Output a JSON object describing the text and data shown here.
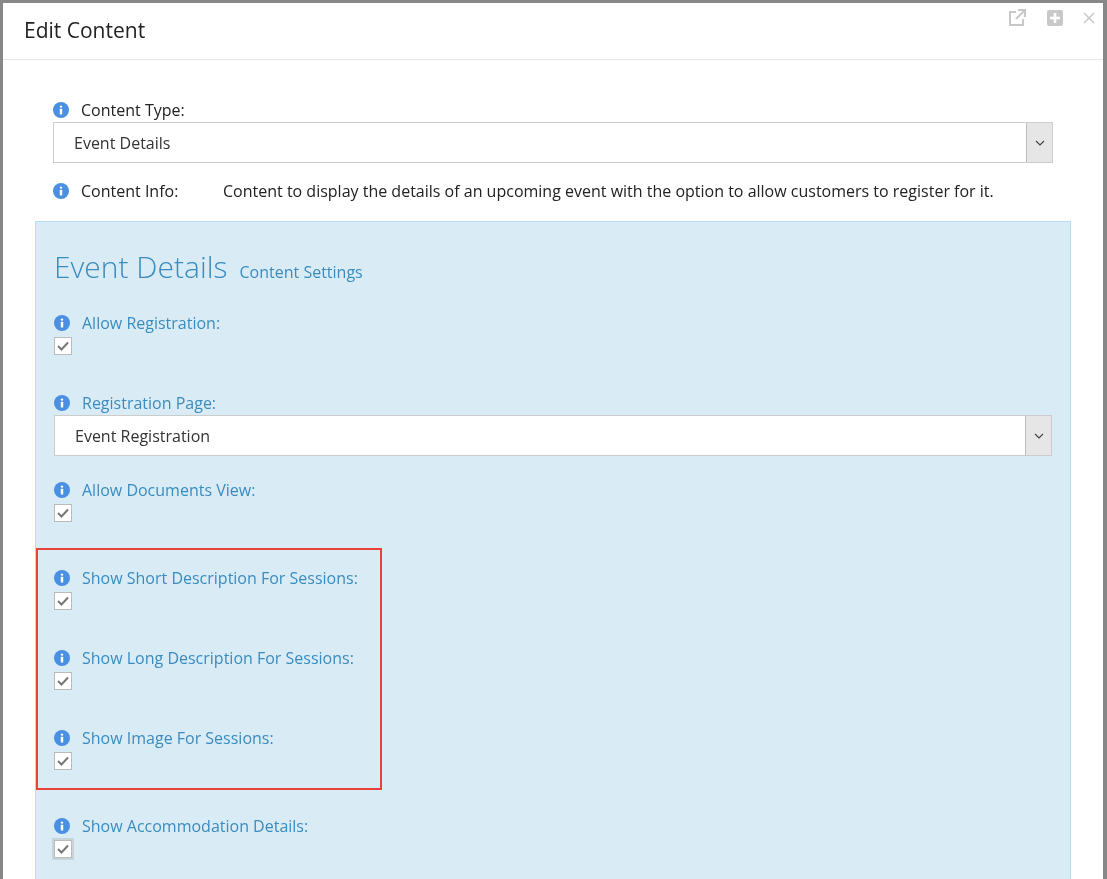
{
  "window": {
    "title": "Edit Content"
  },
  "content_type": {
    "label": "Content Type:",
    "value": "Event Details"
  },
  "content_info": {
    "label": "Content Info:",
    "text": "Content to display the details of an upcoming event with the option to allow customers to register for it."
  },
  "panel": {
    "title": "Event Details",
    "subtitle": "Content Settings",
    "settings": [
      {
        "kind": "checkbox",
        "label": "Allow Registration:",
        "checked": true,
        "focused": false
      },
      {
        "kind": "select",
        "label": "Registration Page:",
        "value": "Event Registration"
      },
      {
        "kind": "checkbox",
        "label": "Allow Documents View:",
        "checked": true,
        "focused": false
      },
      {
        "kind": "group",
        "highlighted": true,
        "children": [
          {
            "kind": "checkbox",
            "label": "Show Short Description For Sessions:",
            "checked": true,
            "focused": false
          },
          {
            "kind": "checkbox",
            "label": "Show Long Description For Sessions:",
            "checked": true,
            "focused": false
          },
          {
            "kind": "checkbox",
            "label": "Show Image For Sessions:",
            "checked": true,
            "focused": false
          }
        ]
      },
      {
        "kind": "checkbox",
        "label": "Show Accommodation Details:",
        "checked": true,
        "focused": true
      }
    ]
  }
}
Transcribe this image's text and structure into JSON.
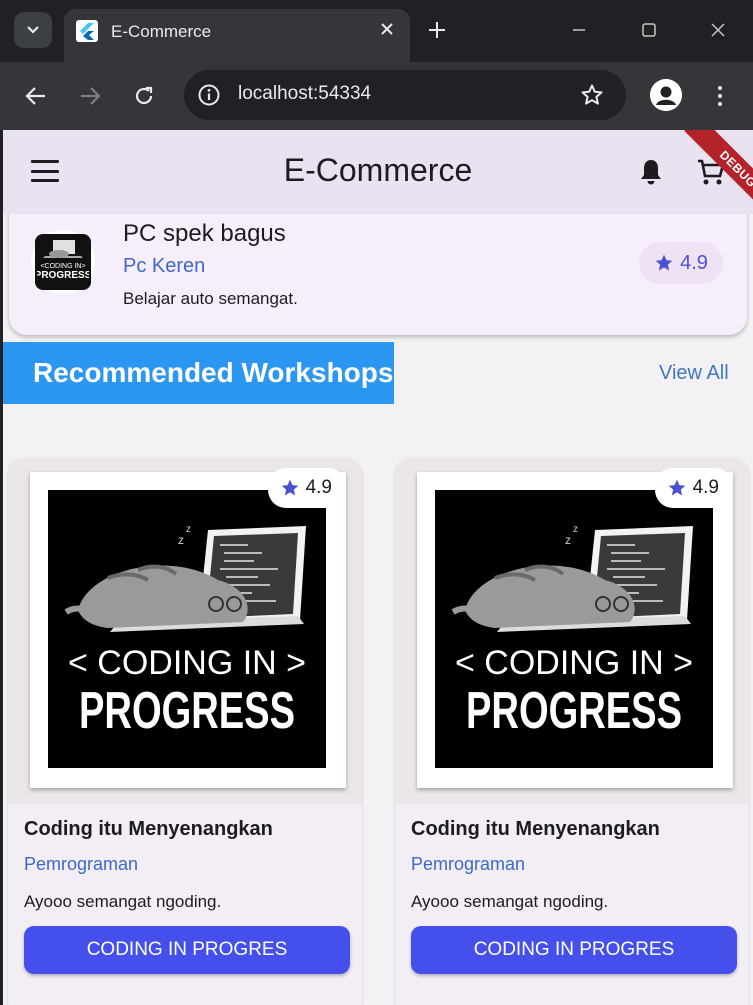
{
  "browser": {
    "tab_title": "E-Commerce",
    "url": "localhost:54334"
  },
  "appbar": {
    "title": "E-Commerce",
    "debug_label": "DEBUG"
  },
  "top_card": {
    "title": "PC spek bagus",
    "category": "Pc Keren",
    "description": "Belajar auto semangat.",
    "rating": "4.9",
    "thumb_text_line1": "< CODING IN >",
    "thumb_text_line2": "PROGRESS"
  },
  "section": {
    "title": "Recommended Workshops",
    "view_all": "View All"
  },
  "workshops": [
    {
      "rating": "4.9",
      "art_line1": "< CODING IN >",
      "art_line2": "PROGRESS",
      "title": "Coding itu Menyenangkan",
      "category": "Pemrograman",
      "description": "Ayooo semangat ngoding.",
      "button": "CODING IN PROGRES"
    },
    {
      "rating": "4.9",
      "art_line1": "< CODING IN >",
      "art_line2": "PROGRESS",
      "title": "Coding itu Menyenangkan",
      "category": "Pemrograman",
      "description": "Ayooo semangat ngoding.",
      "button": "CODING IN PROGRES"
    }
  ],
  "colors": {
    "appbar_bg": "#ebe2f1",
    "banner_blue": "#2b97f3",
    "button_indigo": "#4550ec",
    "star": "#4b52d2",
    "link_blue": "#3f69c6",
    "debug_red": "#b4232a"
  }
}
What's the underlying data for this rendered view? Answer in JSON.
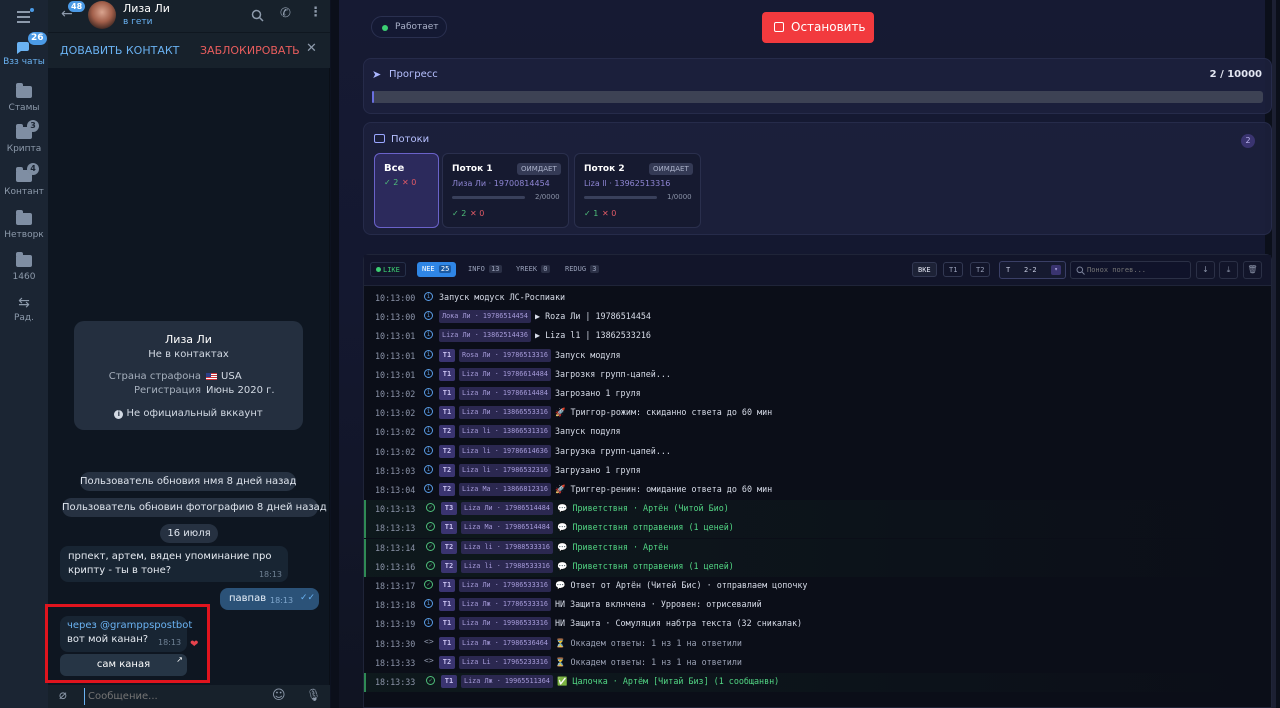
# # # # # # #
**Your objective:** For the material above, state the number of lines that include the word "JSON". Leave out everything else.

**Answer for the task:** 3